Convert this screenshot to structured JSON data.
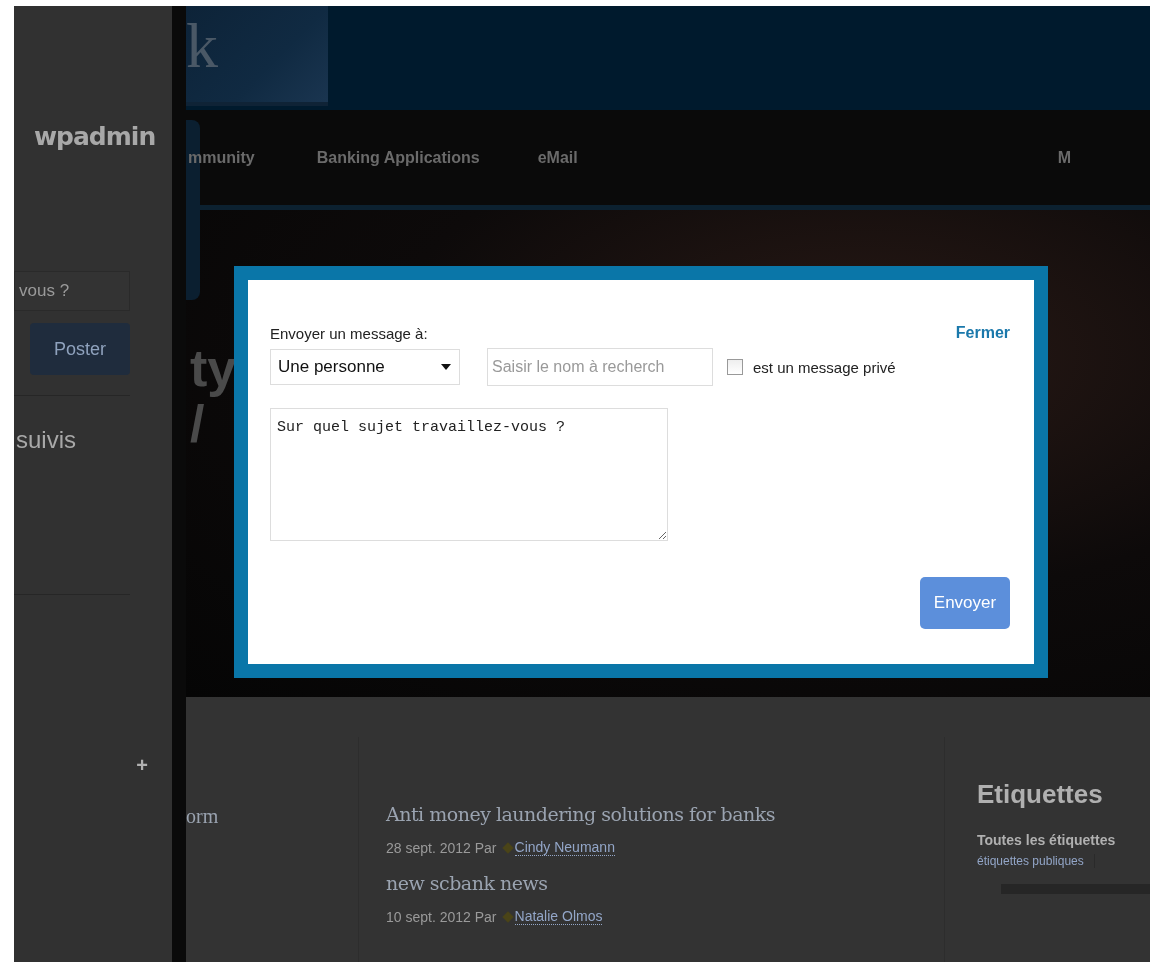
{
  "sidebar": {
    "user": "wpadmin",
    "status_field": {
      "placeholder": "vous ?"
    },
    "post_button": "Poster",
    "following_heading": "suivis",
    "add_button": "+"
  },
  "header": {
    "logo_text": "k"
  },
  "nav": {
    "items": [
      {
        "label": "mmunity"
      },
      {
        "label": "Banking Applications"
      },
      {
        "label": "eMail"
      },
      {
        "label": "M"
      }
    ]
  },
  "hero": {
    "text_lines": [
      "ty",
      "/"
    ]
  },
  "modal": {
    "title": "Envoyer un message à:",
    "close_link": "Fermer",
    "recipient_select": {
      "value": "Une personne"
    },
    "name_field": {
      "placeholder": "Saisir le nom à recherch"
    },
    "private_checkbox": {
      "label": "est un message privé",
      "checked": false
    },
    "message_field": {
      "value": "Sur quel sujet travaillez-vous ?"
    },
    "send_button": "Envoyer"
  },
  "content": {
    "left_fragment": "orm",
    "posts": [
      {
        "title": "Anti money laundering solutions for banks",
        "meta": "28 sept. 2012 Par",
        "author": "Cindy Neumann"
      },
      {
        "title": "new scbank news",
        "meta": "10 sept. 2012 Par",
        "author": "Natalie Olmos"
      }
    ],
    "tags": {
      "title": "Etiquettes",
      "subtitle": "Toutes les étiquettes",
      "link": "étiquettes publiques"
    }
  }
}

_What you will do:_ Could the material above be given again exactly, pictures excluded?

_Expected answer:_
Convert this screenshot to structured JSON data.
{
  "sidebar": {
    "user": "wpadmin",
    "status_field": {
      "placeholder": "vous ?"
    },
    "post_button": "Poster",
    "following_heading": "suivis",
    "add_button": "+"
  },
  "header": {
    "logo_text": "k"
  },
  "nav": {
    "items": [
      {
        "label": "mmunity"
      },
      {
        "label": "Banking Applications"
      },
      {
        "label": "eMail"
      },
      {
        "label": "M"
      }
    ]
  },
  "hero": {
    "text_lines": [
      "ty",
      "/"
    ]
  },
  "modal": {
    "title": "Envoyer un message à:",
    "close_link": "Fermer",
    "recipient_select": {
      "value": "Une personne"
    },
    "name_field": {
      "placeholder": "Saisir le nom à recherch"
    },
    "private_checkbox": {
      "label": "est un message privé",
      "checked": false
    },
    "message_field": {
      "value": "Sur quel sujet travaillez-vous ?"
    },
    "send_button": "Envoyer"
  },
  "content": {
    "left_fragment": "orm",
    "posts": [
      {
        "title": "Anti money laundering solutions for banks",
        "meta": "28 sept. 2012 Par",
        "author": "Cindy Neumann"
      },
      {
        "title": "new scbank news",
        "meta": "10 sept. 2012 Par",
        "author": "Natalie Olmos"
      }
    ],
    "tags": {
      "title": "Etiquettes",
      "subtitle": "Toutes les étiquettes",
      "link": "étiquettes publiques"
    }
  }
}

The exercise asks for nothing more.